**WORK INSTRUCTION**: Find every line below that contains the word "JSON" and copy it out.

** ENTRIES SUPPLIED follows **

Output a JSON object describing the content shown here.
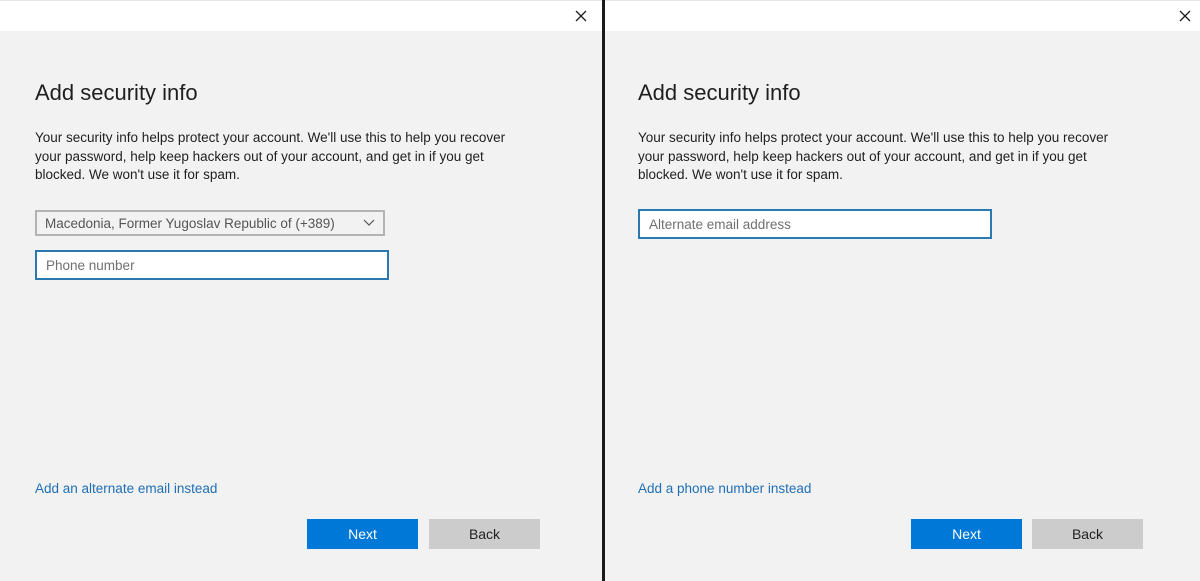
{
  "left_dialog": {
    "title": "Add security info",
    "description": "Your security info helps protect your account. We'll use this to help you recover your password, help keep hackers out of your account, and get in if you get blocked. We won't use it for spam.",
    "country_select": {
      "selected": "Macedonia, Former Yugoslav Republic of (+389)"
    },
    "phone_input": {
      "value": "",
      "placeholder": "Phone number"
    },
    "alt_link": "Add an alternate email instead",
    "next_label": "Next",
    "back_label": "Back"
  },
  "right_dialog": {
    "title": "Add security info",
    "description": "Your security info helps protect your account. We'll use this to help you recover your password, help keep hackers out of your account, and get in if you get blocked. We won't use it for spam.",
    "email_input": {
      "value": "",
      "placeholder": "Alternate email address"
    },
    "alt_link": "Add a phone number instead",
    "next_label": "Next",
    "back_label": "Back"
  },
  "icons": {
    "close": "close-icon",
    "dropdown": "chevron-down-icon"
  },
  "colors": {
    "accent": "#0078d7",
    "link": "#1f6fb5",
    "input_border": "#2a7ab0",
    "background": "#f2f2f2",
    "secondary_button": "#cccccc"
  }
}
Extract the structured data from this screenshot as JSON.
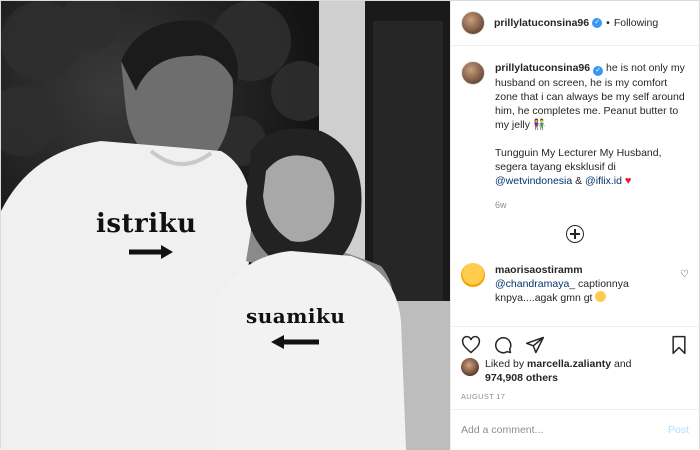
{
  "header": {
    "username": "prillylatuconsina96",
    "separator": "•",
    "follow_label": "Following"
  },
  "photo": {
    "shirt_left_text": "istriku",
    "shirt_right_text": "suamiku"
  },
  "caption": {
    "username": "prillylatuconsina96",
    "text_1": " he is not only my husband on screen, he is my comfort zone that i can always be my self around him, he completes me. Peanut butter to my jelly 👫",
    "text_2": "Tungguin My Lecturer My Husband, segera tayang eksklusif di ",
    "mention_1": "@wetvindonesia",
    "amp": " & ",
    "mention_2": "@iflix.id",
    "heart": "♥",
    "time_ago": "6w"
  },
  "comment": {
    "username": "maorisaostiramm",
    "mention": "@chandramaya_",
    "text": " captionnya knpya....agak gmn gt",
    "heart": "♡"
  },
  "likes": {
    "prefix": "Liked by ",
    "liker": "marcella.zalianty",
    "and": " and",
    "count": "974,908 others"
  },
  "date": "AUGUST 17",
  "add_comment": {
    "placeholder": "Add a comment...",
    "post_label": "Post"
  },
  "icons": [
    "heart-icon",
    "comment-icon",
    "share-icon",
    "bookmark-icon",
    "plus-circle-icon",
    "verified-badge-icon"
  ]
}
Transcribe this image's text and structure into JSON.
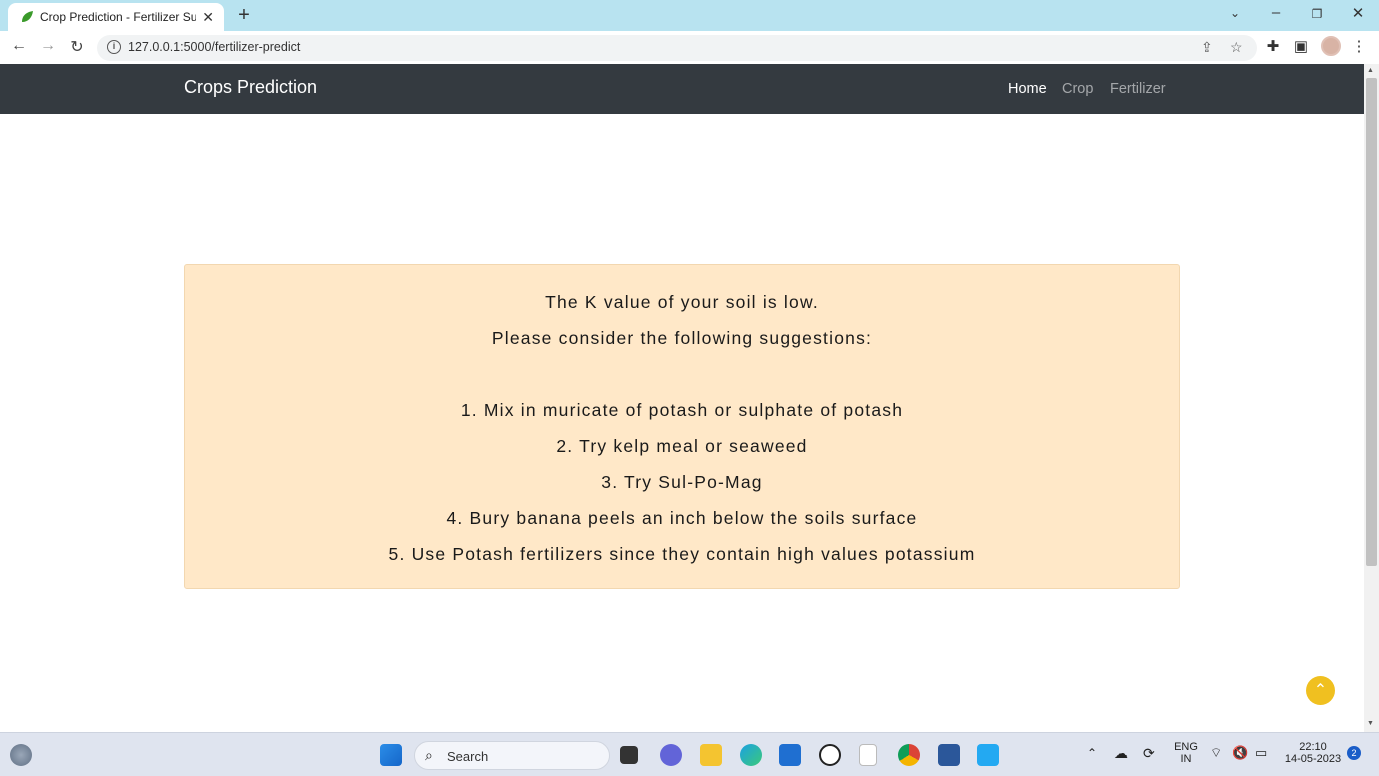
{
  "browser": {
    "tab_title": "Crop Prediction - Fertilizer Sugge",
    "url": "127.0.0.1:5000/fertilizer-predict"
  },
  "navbar": {
    "brand": "Crops Prediction",
    "links": [
      "Home",
      "Crop",
      "Fertilizer"
    ]
  },
  "card": {
    "lines": [
      "The K value of your soil is low.",
      "Please consider the following suggestions:",
      "1. Mix in muricate of potash or sulphate of potash",
      "2. Try kelp meal or seaweed",
      "3. Try Sul-Po-Mag",
      "4. Bury banana peels an inch below the soils surface",
      "5. Use Potash fertilizers since they contain high values potassium"
    ],
    "background_color": "#ffe8c8"
  },
  "taskbar": {
    "search_placeholder": "Search",
    "lang_top": "ENG",
    "lang_bottom": "IN",
    "time": "22:10",
    "date": "14-05-2023",
    "notifications": "2"
  },
  "colors": {
    "navbar": "#343a40",
    "back_to_top": "#f0c020"
  }
}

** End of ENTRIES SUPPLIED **

**ANSWER TO THIS PROBLEM**:
Output a JSON object describing the content shown here.
Extract the structured data from this screenshot as JSON.
Transcribe this image's text and structure into JSON.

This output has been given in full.